Description of the task
Your reply should reproduce each line below exactly and carry none of the pictures.

Data for processing
--

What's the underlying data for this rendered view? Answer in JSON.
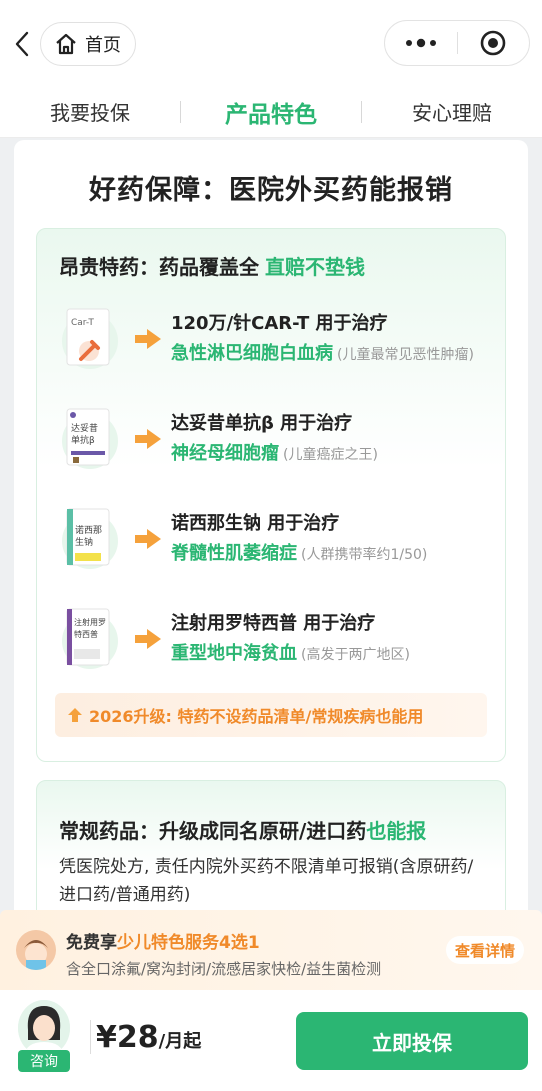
{
  "nav": {
    "home_label": "首页"
  },
  "tabs": [
    {
      "label": "我要投保",
      "active": false
    },
    {
      "label": "产品特色",
      "active": true
    },
    {
      "label": "安心理赔",
      "active": false
    }
  ],
  "section": {
    "title": "好药保障：医院外买药能报销",
    "special_drugs": {
      "title": "昂贵特药：药品覆盖全",
      "highlight": "直赔不垫钱",
      "items": [
        {
          "icon_label": "Car-T",
          "line1": "120万/针CAR-T 用于治疗",
          "disease": "急性淋巴细胞白血病",
          "note": "(儿童最常见恶性肿瘤)"
        },
        {
          "icon_label": "达妥昔单抗β",
          "line1": "达妥昔单抗β 用于治疗",
          "disease": "神经母细胞瘤",
          "note": "(儿童癌症之王)"
        },
        {
          "icon_label": "诺西那生钠",
          "line1": "诺西那生钠 用于治疗",
          "disease": "脊髓性肌萎缩症",
          "note": "(人群携带率约1/50)"
        },
        {
          "icon_label": "注射用罗特西普",
          "line1": "注射用罗特西普 用于治疗",
          "disease": "重型地中海贫血",
          "note": "(高发于两广地区)"
        }
      ],
      "upgrade": "2026升级: 特药不设药品清单/常规疾病也能用"
    },
    "regular_drugs": {
      "title": "常规药品：升级成同名原研/进口药",
      "highlight": "也能报",
      "body": "凭医院处方, 责任内院外买药不限清单可报销(含原研药/进口药/普通用药)"
    }
  },
  "promo": {
    "prefix": "免费享",
    "highlight": "少儿特色服务4选1",
    "desc": "含全口涂氟/窝沟封闭/流感居家快检/益生菌检测",
    "button": "查看详情"
  },
  "bottom": {
    "consult_label": "咨询",
    "price": "¥28",
    "price_unit": "/月起",
    "cta": "立即投保"
  },
  "colors": {
    "brand": "#2bb673",
    "accent": "#f08a2a"
  }
}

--

Expected output
What's the underlying data for this rendered view? Answer in JSON.
{
  "nav": {
    "home_label": "首页"
  },
  "tabs": [
    {
      "label": "我要投保",
      "active": false
    },
    {
      "label": "产品特色",
      "active": true
    },
    {
      "label": "安心理赔",
      "active": false
    }
  ],
  "section": {
    "title": "好药保障：医院外买药能报销",
    "special_drugs": {
      "title": "昂贵特药：药品覆盖全",
      "highlight": "直赔不垫钱",
      "items": [
        {
          "icon_label": "Car-T",
          "line1": "120万/针CAR-T 用于治疗",
          "disease": "急性淋巴细胞白血病",
          "note": "(儿童最常见恶性肿瘤)"
        },
        {
          "icon_label": "达妥昔单抗β",
          "line1": "达妥昔单抗β 用于治疗",
          "disease": "神经母细胞瘤",
          "note": "(儿童癌症之王)"
        },
        {
          "icon_label": "诺西那生钠",
          "line1": "诺西那生钠 用于治疗",
          "disease": "脊髓性肌萎缩症",
          "note": "(人群携带率约1/50)"
        },
        {
          "icon_label": "注射用罗特西普",
          "line1": "注射用罗特西普 用于治疗",
          "disease": "重型地中海贫血",
          "note": "(高发于两广地区)"
        }
      ],
      "upgrade": "2026升级: 特药不设药品清单/常规疾病也能用"
    },
    "regular_drugs": {
      "title": "常规药品：升级成同名原研/进口药",
      "highlight": "也能报",
      "body": "凭医院处方, 责任内院外买药不限清单可报销(含原研药/进口药/普通用药)"
    }
  },
  "promo": {
    "prefix": "免费享",
    "highlight": "少儿特色服务4选1",
    "desc": "含全口涂氟/窝沟封闭/流感居家快检/益生菌检测",
    "button": "查看详情"
  },
  "bottom": {
    "consult_label": "咨询",
    "price": "¥28",
    "price_unit": "/月起",
    "cta": "立即投保"
  },
  "colors": {
    "brand": "#2bb673",
    "accent": "#f08a2a"
  }
}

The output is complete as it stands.